Sunday President Trump responded to The New York Times article via tweet, explaining that he “allowed,” White House counsel Don McGahn to be interviewed by special counsel Robert Mueller’s team as was reported by The New York Times via The News Blender, the “30 hours,” of questioning was spread out over nine months. It was also reported on Tuesday that President Trump’s lawyers aren’t entirely sure what McGahn told the special counsel investigators.
Opinion — Typically when one is being investigated for a crime any crime, the legal standard, is to stay silent while the investigation plays out, so your public statements can’t be used against you. Public statements are for example, interviews, print, radio, and TV, press conferences, and social media posts.
Former CIA director John Brennan had his security clearance revoked by President Trump via Press Secretary Sarah Huckabee Sanders, on Sunday Brennan appeared on NBC’s Meet the Press hosted by Chuck Todd, during his interview Brennan explained that he has been “contacted by a number of lawyers,” that have expressed their “thoughts,” on how to prevent this happening in the future to others for purely political reasons. In the hopes of preventing “President Trump from abusing his power again,” Brennan told Chuck Todd, he’d be “willing to go to court.”

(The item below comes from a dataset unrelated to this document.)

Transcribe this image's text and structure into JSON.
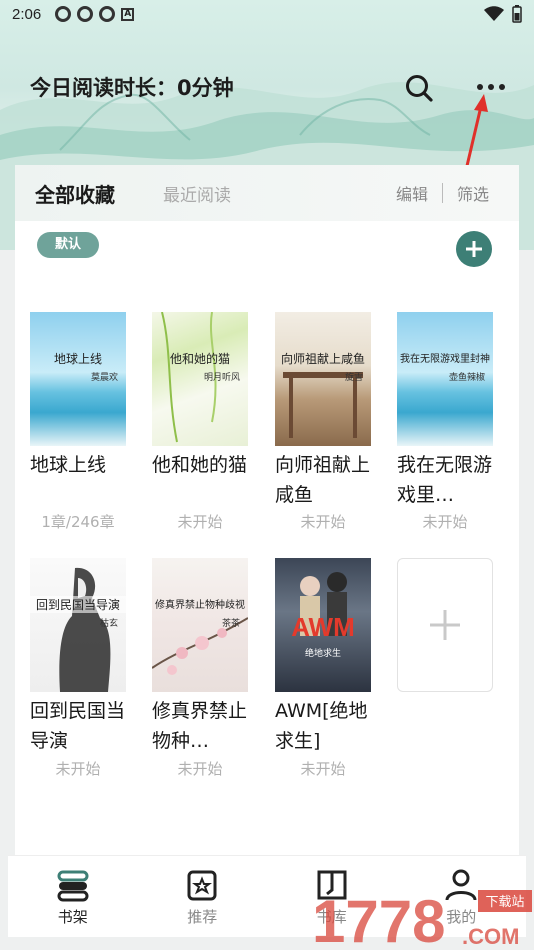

Former CIA deputy director of the Counter-terrorist Center, Philip Mudd told President Trump supporter Paris Dennard, that he makes zero dollars from the government or in the private sector in regards to his security clearance. The two exchanged heated words on Friday during a segment on CNN. (warning Phil Mudd does cuss in the clip)
Attorney General Jeff Sessions was nominated by President Trump for the position he currently holds and confirmed by a vote of 52-47 by the senate on February 8th 2017.
As a reminder President Trump has not divested himself from his business interests, nor has he publicly released his tax returns.
In March of 2018 a federal judge ruled that a lawsuit filed by Maryland’s attorney general, that alleges President Trump “violated a constitutional prohibition on accepting foreign gifts,” could go forward as the Sun notes, it’s “the first time an “emoluments,” case against the president has cleared that hurled.”
H.R. 1057 or the STOP act of 2017 would amend the “tariff act,” of 1930 to summarize:
The Postmaster General:
- shall be liable for civil penalties for postal shipment violations committed by a foreign postal operator or the USPS;
- may be directly or indirectly responsible for discrepancies resulting from omissions made or false information provided by a foreign postal operator or the USPS; and
- shall ensure that all costs and penalties associated with complying with this bill are recouped from foreign shippers, foreign postal operators, or U.S. ultimate consignees.